- TO DO: Every entry below should appear in the answer exactly as written, apart from the pictures.

- SUPPLIED RECORDS:
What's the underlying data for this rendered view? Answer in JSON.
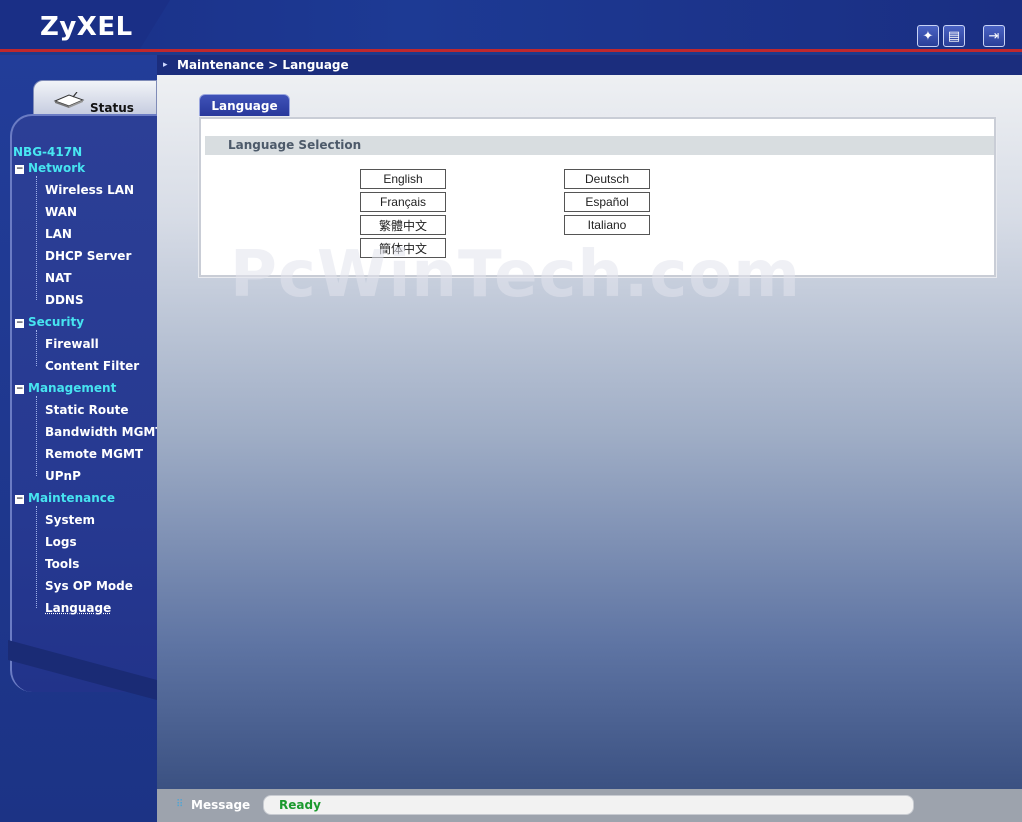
{
  "header": {
    "logo": "ZyXEL",
    "icons": [
      "wizard-icon",
      "help-icon",
      "logout-icon"
    ]
  },
  "breadcrumb": "Maintenance > Language",
  "sidebar": {
    "status_tab": "Status",
    "device": "NBG-417N",
    "groups": [
      {
        "label": "Network",
        "items": [
          "Wireless LAN",
          "WAN",
          "LAN",
          "DHCP Server",
          "NAT",
          "DDNS"
        ]
      },
      {
        "label": "Security",
        "items": [
          "Firewall",
          "Content Filter"
        ]
      },
      {
        "label": "Management",
        "items": [
          "Static Route",
          "Bandwidth MGMT",
          "Remote MGMT",
          "UPnP"
        ]
      },
      {
        "label": "Maintenance",
        "items": [
          "System",
          "Logs",
          "Tools",
          "Sys OP Mode",
          "Language"
        ]
      }
    ]
  },
  "main": {
    "tab": "Language",
    "section_title": "Language Selection",
    "languages": {
      "english": "English",
      "francais": "Français",
      "trad_chinese": "繁體中文",
      "simp_chinese": "簡体中文",
      "deutsch": "Deutsch",
      "espanol": "Español",
      "italiano": "Italiano"
    },
    "watermark": "PcWinTech.com"
  },
  "statusbar": {
    "label": "Message",
    "value": "Ready"
  },
  "colors": {
    "nav_group": "#46e4f0",
    "accent_red": "#c0282d",
    "ready_green": "#1b9a2e"
  }
}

- SOLUTION:
What's the underlying data for this rendered view? Answer in JSON.
{
  "header": {
    "logo": "ZyXEL",
    "icons": [
      "wizard-icon",
      "help-icon",
      "logout-icon"
    ]
  },
  "breadcrumb": "Maintenance > Language",
  "sidebar": {
    "status_tab": "Status",
    "device": "NBG-417N",
    "groups": [
      {
        "label": "Network",
        "items": [
          "Wireless LAN",
          "WAN",
          "LAN",
          "DHCP Server",
          "NAT",
          "DDNS"
        ]
      },
      {
        "label": "Security",
        "items": [
          "Firewall",
          "Content Filter"
        ]
      },
      {
        "label": "Management",
        "items": [
          "Static Route",
          "Bandwidth MGMT",
          "Remote MGMT",
          "UPnP"
        ]
      },
      {
        "label": "Maintenance",
        "items": [
          "System",
          "Logs",
          "Tools",
          "Sys OP Mode",
          "Language"
        ]
      }
    ]
  },
  "main": {
    "tab": "Language",
    "section_title": "Language Selection",
    "languages": {
      "english": "English",
      "francais": "Français",
      "trad_chinese": "繁體中文",
      "simp_chinese": "簡体中文",
      "deutsch": "Deutsch",
      "espanol": "Español",
      "italiano": "Italiano"
    },
    "watermark": "PcWinTech.com"
  },
  "statusbar": {
    "label": "Message",
    "value": "Ready"
  },
  "colors": {
    "nav_group": "#46e4f0",
    "accent_red": "#c0282d",
    "ready_green": "#1b9a2e"
  }
}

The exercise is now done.